Tax Implications on Sale of a Partnership Interest
In determining gain or loss on sale of a partnership interest, taxpayers are often surprised to find they have a taxable gain.
For income tax purposes gain or loss is the difference between the amount realized and adjusted basis of the partnership interest in the hands of the partner.
The amount the partner will realize will include any cash and the fair market value of any property received. Further, if the partnership has liabilities, the amount realized will include the partner’s share of the partnership liabilities. If the partner remains liable for the debt, the amount realized will not include the partner’s share of the liability.
Examples of Amount Realized:
Example 1 – Sale of Partnership interest with no debt:
Amy is a member in ABC, LLC which has no outstanding liabilities. Amy sells her entire interest to Dave for $30,000 of cash and property that has a fair market value of $70,000. Amy’s amount realized is $100,000.
Example 2 – Sale of partnership interest with partnership debt:
Amy is a member of ABC, LLC and has a $23,000 basis in her interest. Amy’s membership interest is 1/3 of the LLC. When Amy sells her 1/3 interest for $100,000 the partnership has a liability of $9,000. Amy’s amount realized would be $103,000 ($100,000 + ($9,000 x 1/3).
Generally, a partner selling his partnership interest recognizes capital gain or loss on the sale. The amount of the gain or loss recognized is the difference between the amount realized and the partner’s adjusted tax basis in his partnership interest.
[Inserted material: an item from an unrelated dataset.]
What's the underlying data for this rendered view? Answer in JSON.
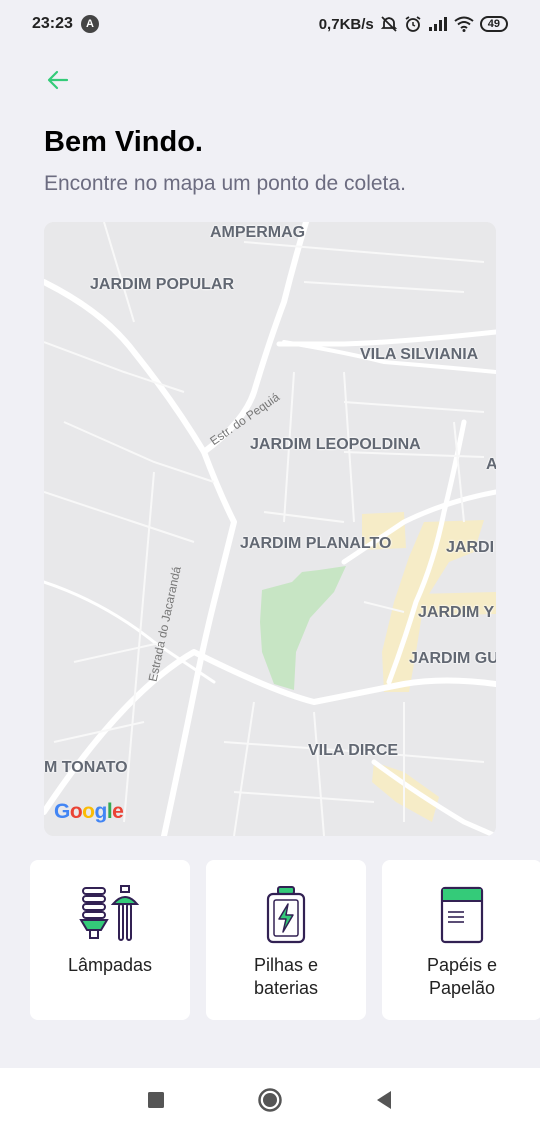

Example 1 (from above)- Sale of Partnership interest with no debt:
Assume Amy’s basis was $40,000. Amy would realize a gain of $60,000 ($100,000 – $40,000).
Example 2 (from above) – Sale of partnership interest with partnership debt:
Amy’s basis was $23,000. Amy would realize a gain of $80,000 ($103,000 realized less $23,000 basis).
Character of Gain
Partnership taxation establishes the general rule that gain on sale a partnership interest receives favorable capital gain treatment. However, gains attributable to so-called “hot assets,” which include inventory, depreciation recapture, and accounts receivable of a cash basis partnership are taxed at less favorable ordinary income rates.
To the extent that a sale is attributable to the selling partner’s share of the hot assets, the resulting gain or loss is taxed at ordinary income rates. When real estate is sold to the extent the gain on sale is attributable to depreciation deductions, the resulting gain is treated as unrecaptured IRC §1250 section gain. §1250 gain is taxed at a flat 25% rate.
It is important to note that in IRC §1031 (like-kind exchange), non-recognition treatment does not apply to exchanges of partnership interests.
We’ve Got Your Back
If you’re selling your partnership interest, we can help you plan the sale so that you pay no more tax than necessary. Contact Simon Filip, the Real Estate Tax Guy, at email@example.com or 201.655.7411 today.